DATA EXCERPTS:
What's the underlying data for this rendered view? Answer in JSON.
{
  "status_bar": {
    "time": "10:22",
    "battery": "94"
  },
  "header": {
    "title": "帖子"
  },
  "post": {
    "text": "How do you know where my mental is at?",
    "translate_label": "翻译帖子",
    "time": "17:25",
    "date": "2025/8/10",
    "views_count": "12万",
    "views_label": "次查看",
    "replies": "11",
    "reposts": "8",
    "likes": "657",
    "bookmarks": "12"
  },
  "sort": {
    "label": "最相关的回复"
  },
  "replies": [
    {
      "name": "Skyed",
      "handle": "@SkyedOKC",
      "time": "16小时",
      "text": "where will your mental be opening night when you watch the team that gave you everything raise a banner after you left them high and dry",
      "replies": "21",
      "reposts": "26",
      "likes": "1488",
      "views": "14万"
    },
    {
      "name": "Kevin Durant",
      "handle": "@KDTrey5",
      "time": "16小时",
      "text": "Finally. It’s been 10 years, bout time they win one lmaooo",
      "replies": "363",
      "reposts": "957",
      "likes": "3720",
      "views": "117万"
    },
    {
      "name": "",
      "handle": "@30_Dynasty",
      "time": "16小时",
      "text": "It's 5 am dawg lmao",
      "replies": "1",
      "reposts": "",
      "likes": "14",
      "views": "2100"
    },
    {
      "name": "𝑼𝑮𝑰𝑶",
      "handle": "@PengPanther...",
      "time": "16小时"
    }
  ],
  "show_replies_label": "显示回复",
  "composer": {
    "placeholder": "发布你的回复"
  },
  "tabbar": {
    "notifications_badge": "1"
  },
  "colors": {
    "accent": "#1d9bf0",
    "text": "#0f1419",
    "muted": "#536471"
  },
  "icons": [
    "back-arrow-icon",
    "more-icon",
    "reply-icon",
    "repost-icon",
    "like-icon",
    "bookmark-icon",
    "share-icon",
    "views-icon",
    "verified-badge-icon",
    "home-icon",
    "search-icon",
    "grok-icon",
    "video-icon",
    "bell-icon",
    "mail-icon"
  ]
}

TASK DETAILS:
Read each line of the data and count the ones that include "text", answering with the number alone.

SOLUTION FOR THIS PROBLEM:
5